> **REQUIREMENT**:
If a line in the entries contains the string "this", include that line in your answer.

Stored items from a collection
######

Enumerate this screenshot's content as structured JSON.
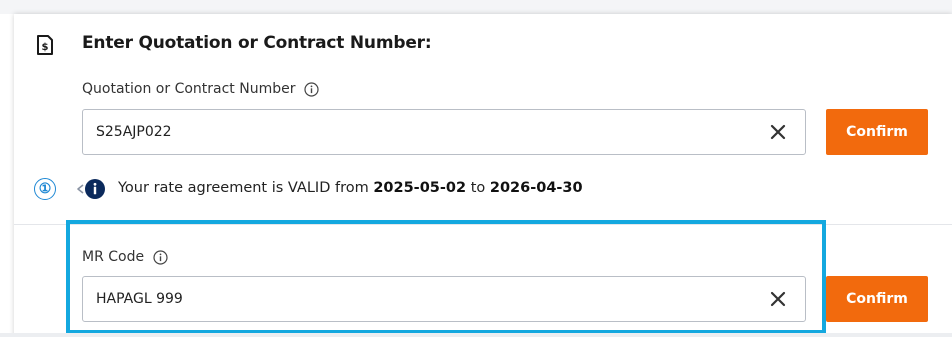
{
  "section": {
    "title": "Enter Quotation or Contract Number:",
    "icon": "document-dollar-icon"
  },
  "quotation": {
    "label": "Quotation or Contract Number",
    "value": "S25AJP022",
    "clear_icon": "close-icon",
    "info_icon": "info-icon",
    "confirm_label": "Confirm"
  },
  "validity": {
    "step_marker": "①",
    "text_before": "Your rate agreement is VALID from",
    "from_date": "2025-05-02",
    "connector": "to",
    "to_date": "2026-04-30",
    "icon": "info-badge-icon"
  },
  "mr_code": {
    "label": "MR Code",
    "value": "HAPAGL 999",
    "clear_icon": "close-icon",
    "info_icon": "info-icon",
    "confirm_label": "Confirm"
  },
  "colors": {
    "accent": "#f26a0d",
    "highlight": "#14a8df",
    "step_marker": "#1e88d4",
    "info_badge": "#0b2a5c"
  }
}
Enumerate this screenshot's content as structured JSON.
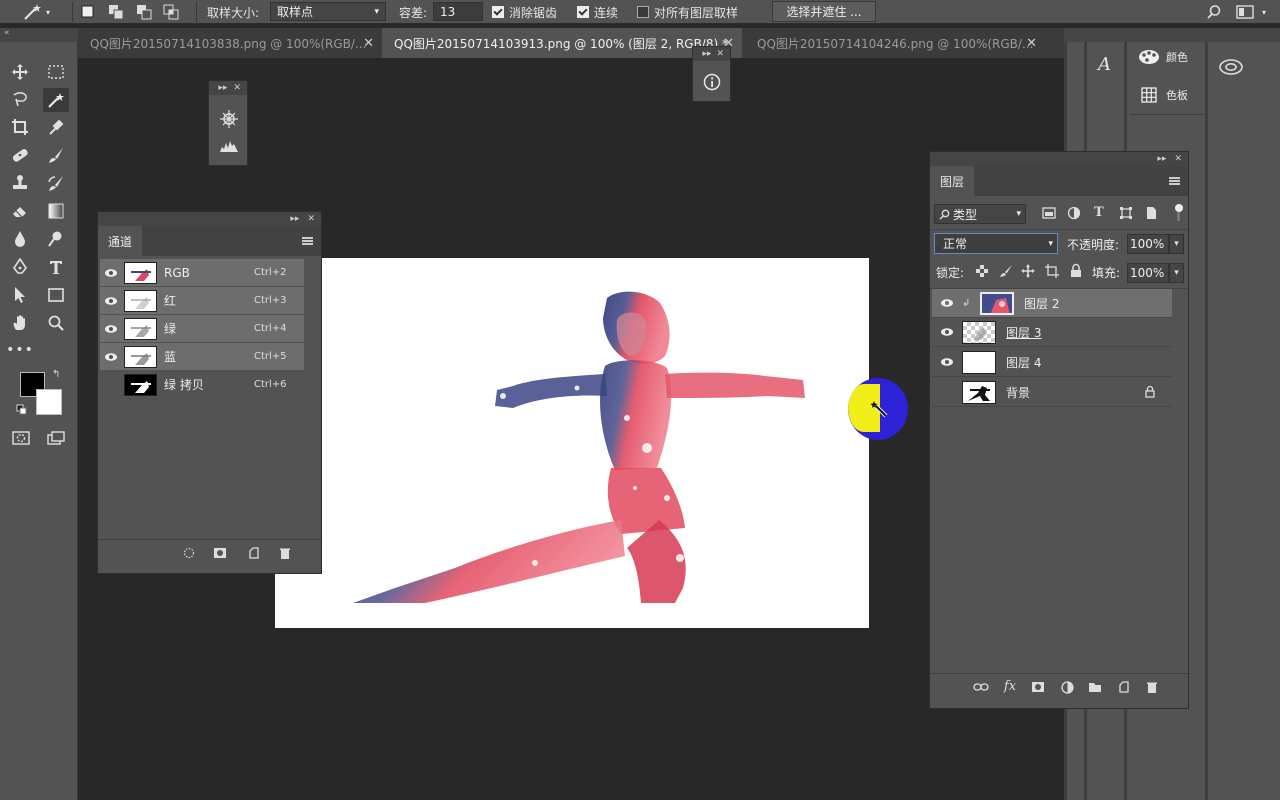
{
  "options_bar": {
    "sample_size_label": "取样大小:",
    "sample_size_value": "取样点",
    "tolerance_label": "容差:",
    "tolerance_value": "13",
    "antialias_label": "消除锯齿",
    "antialias_checked": true,
    "contiguous_label": "连续",
    "contiguous_checked": true,
    "all_layers_label": "对所有图层取样",
    "all_layers_checked": false,
    "select_mask_label": "选择并遮住 ..."
  },
  "tabs": [
    {
      "label": "QQ图片20150714103838.png @ 100%(RGB/...",
      "active": false
    },
    {
      "label": "QQ图片20150714103913.png @ 100% (图层 2, RGB/8) * ",
      "active": true
    },
    {
      "label": "QQ图片20150714104246.png @ 100%(RGB/...",
      "active": false
    }
  ],
  "channels_panel": {
    "title": "通道",
    "rows": [
      {
        "name": "RGB",
        "shortcut": "Ctrl+2",
        "visible": true,
        "selected": true
      },
      {
        "name": "红",
        "shortcut": "Ctrl+3",
        "visible": true,
        "selected": true
      },
      {
        "name": "绿",
        "shortcut": "Ctrl+4",
        "visible": true,
        "selected": true
      },
      {
        "name": "蓝",
        "shortcut": "Ctrl+5",
        "visible": true,
        "selected": true
      },
      {
        "name": "绿 拷贝",
        "shortcut": "Ctrl+6",
        "visible": false,
        "selected": false
      }
    ]
  },
  "layers_panel": {
    "title": "图层",
    "filter_kind": "类型",
    "blend_mode": "正常",
    "opacity_label": "不透明度:",
    "opacity_value": "100%",
    "lock_label": "锁定:",
    "fill_label": "填充:",
    "fill_value": "100%",
    "layers": [
      {
        "name": "图层 2",
        "visible": true,
        "selected": true,
        "clipped": true
      },
      {
        "name": "图层 3",
        "visible": true,
        "selected": false
      },
      {
        "name": "图层 4",
        "visible": true,
        "selected": false
      },
      {
        "name": "背景",
        "visible": false,
        "selected": false,
        "locked": true
      }
    ]
  },
  "dock": {
    "color_label": "颜色",
    "swatches_label": "色板"
  },
  "colors": {
    "foreground": "#000000",
    "background": "#ffffff",
    "cursor_ring": "#2d22d6",
    "cursor_core": "#f2ee1a"
  }
}
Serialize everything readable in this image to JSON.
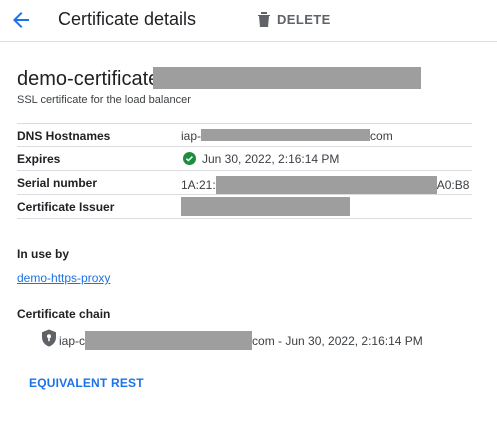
{
  "header": {
    "title": "Certificate details",
    "delete_label": "DELETE",
    "back_icon": "arrow-back-icon",
    "delete_icon": "trash-icon"
  },
  "certificate": {
    "name_prefix": "demo-certificate-",
    "description": "SSL certificate for the load balancer"
  },
  "details": [
    {
      "key": "DNS Hostnames",
      "value_prefix": "iap-",
      "value_suffix": "com"
    },
    {
      "key": "Expires",
      "value": "Jun 30, 2022, 2:16:14 PM",
      "status_icon": "check-circle-icon"
    },
    {
      "key": "Serial number",
      "value_prefix": "1A:21:",
      "value_suffix": "A0:B8"
    },
    {
      "key": "Certificate Issuer",
      "value": ""
    }
  ],
  "in_use": {
    "label": "In use by",
    "link": "demo-https-proxy"
  },
  "chain": {
    "label": "Certificate chain",
    "item_prefix": "iap-c",
    "item_suffix": "com - Jun 30, 2022, 2:16:14 PM",
    "icon": "shield-lock-icon"
  },
  "footer": {
    "equivalent_rest": "EQUIVALENT REST"
  },
  "colors": {
    "accent": "#1a73e8",
    "success": "#1e8e3e",
    "redaction": "#9e9e9e",
    "divider": "#dadce0"
  }
}
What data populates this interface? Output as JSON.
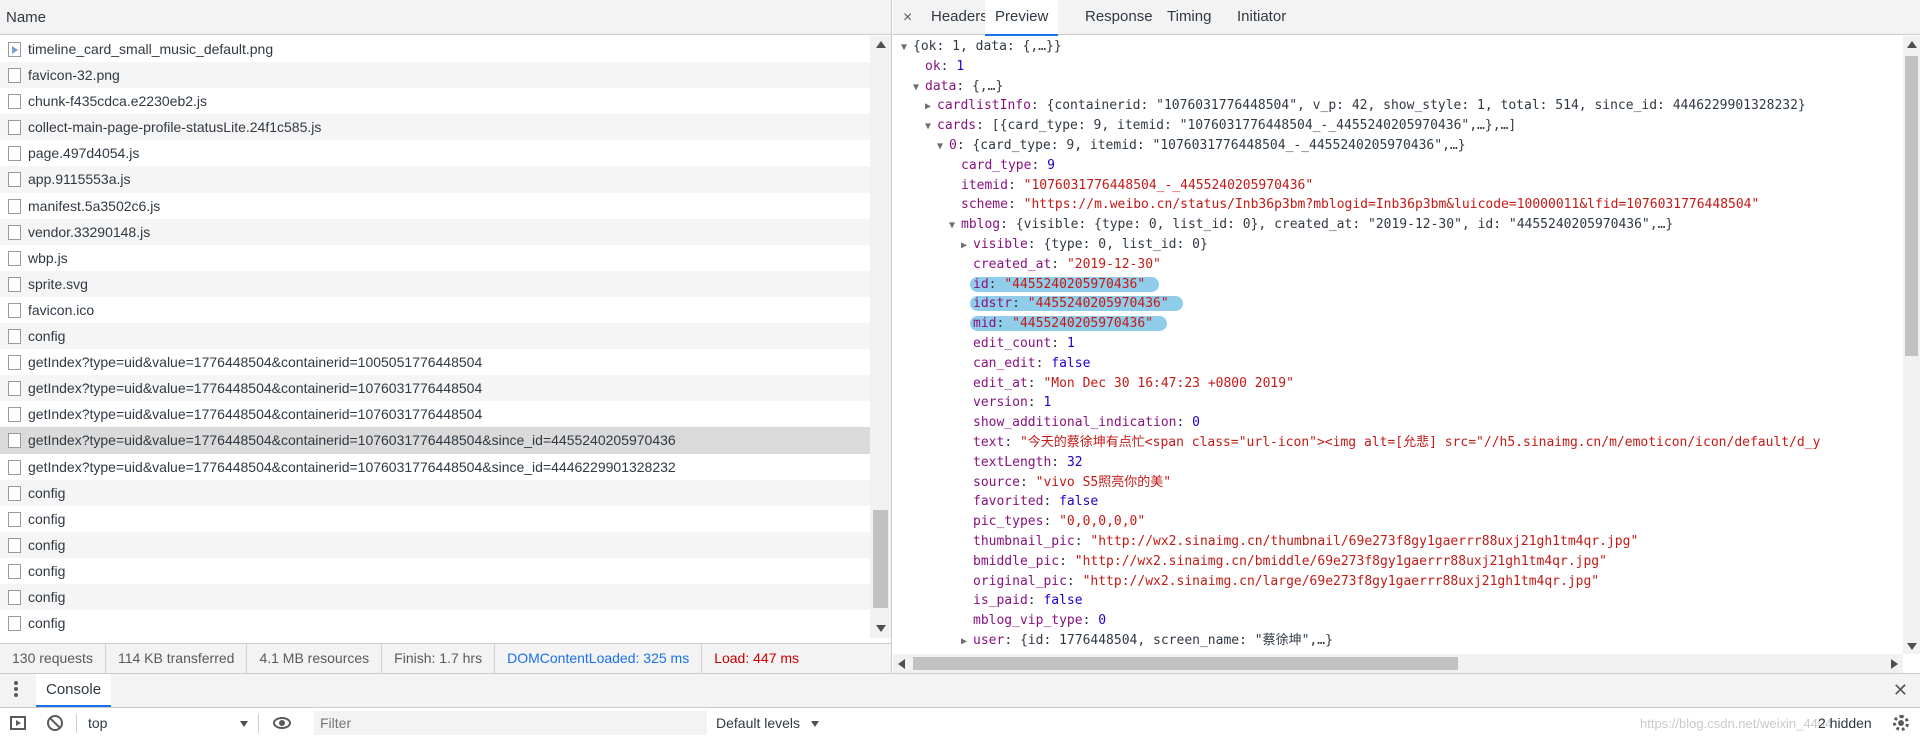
{
  "network": {
    "name_header": "Name",
    "requests": [
      {
        "name": "timeline_card_small_music_default.png",
        "icon": "image-file-icon"
      },
      {
        "name": "favicon-32.png",
        "icon": "file-icon"
      },
      {
        "name": "chunk-f435cdca.e2230eb2.js",
        "icon": "file-icon"
      },
      {
        "name": "collect-main-page-profile-statusLite.24f1c585.js",
        "icon": "file-icon"
      },
      {
        "name": "page.497d4054.js",
        "icon": "file-icon"
      },
      {
        "name": "app.9115553a.js",
        "icon": "file-icon"
      },
      {
        "name": "manifest.5a3502c6.js",
        "icon": "file-icon"
      },
      {
        "name": "vendor.33290148.js",
        "icon": "file-icon"
      },
      {
        "name": "wbp.js",
        "icon": "file-icon"
      },
      {
        "name": "sprite.svg",
        "icon": "file-icon"
      },
      {
        "name": "favicon.ico",
        "icon": "file-icon"
      },
      {
        "name": "config",
        "icon": "file-icon"
      },
      {
        "name": "getIndex?type=uid&value=1776448504&containerid=1005051776448504",
        "icon": "file-icon"
      },
      {
        "name": "getIndex?type=uid&value=1776448504&containerid=1076031776448504",
        "icon": "file-icon"
      },
      {
        "name": "getIndex?type=uid&value=1776448504&containerid=1076031776448504",
        "icon": "file-icon"
      },
      {
        "name": "getIndex?type=uid&value=1776448504&containerid=1076031776448504&since_id=4455240205970436",
        "icon": "file-icon",
        "selected": true
      },
      {
        "name": "getIndex?type=uid&value=1776448504&containerid=1076031776448504&since_id=4446229901328232",
        "icon": "file-icon"
      },
      {
        "name": "config",
        "icon": "file-icon"
      },
      {
        "name": "config",
        "icon": "file-icon"
      },
      {
        "name": "config",
        "icon": "file-icon"
      },
      {
        "name": "config",
        "icon": "file-icon"
      },
      {
        "name": "config",
        "icon": "file-icon"
      },
      {
        "name": "config",
        "icon": "file-icon"
      }
    ],
    "summary": {
      "requests": "130 requests",
      "transferred": "114 KB transferred",
      "resources": "4.1 MB resources",
      "finish": "Finish: 1.7 hrs",
      "dom_content_loaded": "DOMContentLoaded: 325 ms",
      "load": "Load: 447 ms"
    }
  },
  "preview": {
    "close": "×",
    "tabs": [
      "Headers",
      "Preview",
      "Response",
      "Timing",
      "Initiator"
    ],
    "active_tab": "Preview",
    "lines": [
      {
        "depth": 0,
        "tri": "▼",
        "parts": [
          [
            "",
            "{ok: 1, data: {,…}}"
          ]
        ]
      },
      {
        "depth": 1,
        "tri": "",
        "parts": [
          [
            "k",
            "ok"
          ],
          [
            "",
            ": "
          ],
          [
            "n",
            "1"
          ]
        ]
      },
      {
        "depth": 1,
        "tri": "▼",
        "parts": [
          [
            "k",
            "data"
          ],
          [
            "",
            ": {,…}"
          ]
        ]
      },
      {
        "depth": 2,
        "tri": "▶",
        "parts": [
          [
            "k",
            "cardlistInfo"
          ],
          [
            "",
            ": {containerid: \"1076031776448504\", v_p: 42, show_style: 1, total: 514, since_id: 4446229901328232}"
          ]
        ]
      },
      {
        "depth": 2,
        "tri": "▼",
        "parts": [
          [
            "k",
            "cards"
          ],
          [
            "",
            ": [{card_type: 9, itemid: \"1076031776448504_-_4455240205970436\",…},…]"
          ]
        ]
      },
      {
        "depth": 3,
        "tri": "▼",
        "parts": [
          [
            "k",
            "0"
          ],
          [
            "",
            ": {card_type: 9, itemid: \"1076031776448504_-_4455240205970436\",…}"
          ]
        ]
      },
      {
        "depth": 4,
        "tri": "",
        "parts": [
          [
            "k",
            "card_type"
          ],
          [
            "",
            ": "
          ],
          [
            "n",
            "9"
          ]
        ]
      },
      {
        "depth": 4,
        "tri": "",
        "parts": [
          [
            "k",
            "itemid"
          ],
          [
            "",
            ": "
          ],
          [
            "s",
            "\"1076031776448504_-_4455240205970436\""
          ]
        ]
      },
      {
        "depth": 4,
        "tri": "",
        "parts": [
          [
            "k",
            "scheme"
          ],
          [
            "",
            ": "
          ],
          [
            "s",
            "\"https://m.weibo.cn/status/Inb36p3bm?mblogid=Inb36p3bm&luicode=10000011&lfid=1076031776448504\""
          ]
        ]
      },
      {
        "depth": 4,
        "tri": "▼",
        "parts": [
          [
            "k",
            "mblog"
          ],
          [
            "",
            ": {visible: {type: 0, list_id: 0}, created_at: \"2019-12-30\", id: \"4455240205970436\",…}"
          ]
        ]
      },
      {
        "depth": 5,
        "tri": "▶",
        "parts": [
          [
            "k",
            "visible"
          ],
          [
            "",
            ": {type: 0, list_id: 0}"
          ]
        ]
      },
      {
        "depth": 5,
        "tri": "",
        "parts": [
          [
            "k",
            "created_at"
          ],
          [
            "",
            ": "
          ],
          [
            "s",
            "\"2019-12-30\""
          ]
        ]
      },
      {
        "depth": 5,
        "tri": "",
        "highlight": true,
        "parts": [
          [
            "k",
            "id"
          ],
          [
            "",
            ": "
          ],
          [
            "s",
            "\"4455240205970436\""
          ]
        ]
      },
      {
        "depth": 5,
        "tri": "",
        "highlight": true,
        "parts": [
          [
            "k",
            "idstr"
          ],
          [
            "",
            ": "
          ],
          [
            "s",
            "\"4455240205970436\""
          ]
        ]
      },
      {
        "depth": 5,
        "tri": "",
        "highlight": true,
        "parts": [
          [
            "k",
            "mid"
          ],
          [
            "",
            ": "
          ],
          [
            "s",
            "\"4455240205970436\""
          ]
        ]
      },
      {
        "depth": 5,
        "tri": "",
        "parts": [
          [
            "k",
            "edit_count"
          ],
          [
            "",
            ": "
          ],
          [
            "n",
            "1"
          ]
        ]
      },
      {
        "depth": 5,
        "tri": "",
        "parts": [
          [
            "k",
            "can_edit"
          ],
          [
            "",
            ": "
          ],
          [
            "n",
            "false"
          ]
        ]
      },
      {
        "depth": 5,
        "tri": "",
        "parts": [
          [
            "k",
            "edit_at"
          ],
          [
            "",
            ": "
          ],
          [
            "s",
            "\"Mon Dec 30 16:47:23 +0800 2019\""
          ]
        ]
      },
      {
        "depth": 5,
        "tri": "",
        "parts": [
          [
            "k",
            "version"
          ],
          [
            "",
            ": "
          ],
          [
            "n",
            "1"
          ]
        ]
      },
      {
        "depth": 5,
        "tri": "",
        "parts": [
          [
            "k",
            "show_additional_indication"
          ],
          [
            "",
            ": "
          ],
          [
            "n",
            "0"
          ]
        ]
      },
      {
        "depth": 5,
        "tri": "",
        "parts": [
          [
            "k",
            "text"
          ],
          [
            "",
            ": "
          ],
          [
            "s",
            "\"今天的蔡徐坤有点忙<span class=\"url-icon\"><img alt=[允悲] src=\"//h5.sinaimg.cn/m/emoticon/icon/default/d_y"
          ]
        ]
      },
      {
        "depth": 5,
        "tri": "",
        "parts": [
          [
            "k",
            "textLength"
          ],
          [
            "",
            ": "
          ],
          [
            "n",
            "32"
          ]
        ]
      },
      {
        "depth": 5,
        "tri": "",
        "parts": [
          [
            "k",
            "source"
          ],
          [
            "",
            ": "
          ],
          [
            "s",
            "\"vivo S5照亮你的美\""
          ]
        ]
      },
      {
        "depth": 5,
        "tri": "",
        "parts": [
          [
            "k",
            "favorited"
          ],
          [
            "",
            ": "
          ],
          [
            "n",
            "false"
          ]
        ]
      },
      {
        "depth": 5,
        "tri": "",
        "parts": [
          [
            "k",
            "pic_types"
          ],
          [
            "",
            ": "
          ],
          [
            "s",
            "\"0,0,0,0,0\""
          ]
        ]
      },
      {
        "depth": 5,
        "tri": "",
        "parts": [
          [
            "k",
            "thumbnail_pic"
          ],
          [
            "",
            ": "
          ],
          [
            "s",
            "\"http://wx2.sinaimg.cn/thumbnail/69e273f8gy1gaerrr88uxj21gh1tm4qr.jpg\""
          ]
        ]
      },
      {
        "depth": 5,
        "tri": "",
        "parts": [
          [
            "k",
            "bmiddle_pic"
          ],
          [
            "",
            ": "
          ],
          [
            "s",
            "\"http://wx2.sinaimg.cn/bmiddle/69e273f8gy1gaerrr88uxj21gh1tm4qr.jpg\""
          ]
        ]
      },
      {
        "depth": 5,
        "tri": "",
        "parts": [
          [
            "k",
            "original_pic"
          ],
          [
            "",
            ": "
          ],
          [
            "s",
            "\"http://wx2.sinaimg.cn/large/69e273f8gy1gaerrr88uxj21gh1tm4qr.jpg\""
          ]
        ]
      },
      {
        "depth": 5,
        "tri": "",
        "parts": [
          [
            "k",
            "is_paid"
          ],
          [
            "",
            ": "
          ],
          [
            "n",
            "false"
          ]
        ]
      },
      {
        "depth": 5,
        "tri": "",
        "parts": [
          [
            "k",
            "mblog_vip_type"
          ],
          [
            "",
            ": "
          ],
          [
            "n",
            "0"
          ]
        ]
      },
      {
        "depth": 5,
        "tri": "▶",
        "parts": [
          [
            "k",
            "user"
          ],
          [
            "",
            ": {id: 1776448504, screen_name: \"蔡徐坤\",…}"
          ]
        ]
      }
    ]
  },
  "drawer": {
    "console_tab": "Console",
    "close": "✕",
    "context": "top",
    "filter_placeholder": "Filter",
    "levels": "Default levels",
    "watermark": "https://blog.csdn.net/weixin_4404",
    "hidden": "2 hidden"
  },
  "colors": {
    "accent": "#1a73e8",
    "json_key": "#881280",
    "json_string": "#c41a16",
    "json_number": "#1c00cf",
    "highlight": "#8fcdeb",
    "selected_row": "#dadada"
  }
}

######

> **RESULT**:
Enumerate this screenshot's content as structured JSON.
Enumerate this screenshot's content as structured JSON.
Serialize everything readable in this image to JSON.
What data populates this interface? Output as JSON.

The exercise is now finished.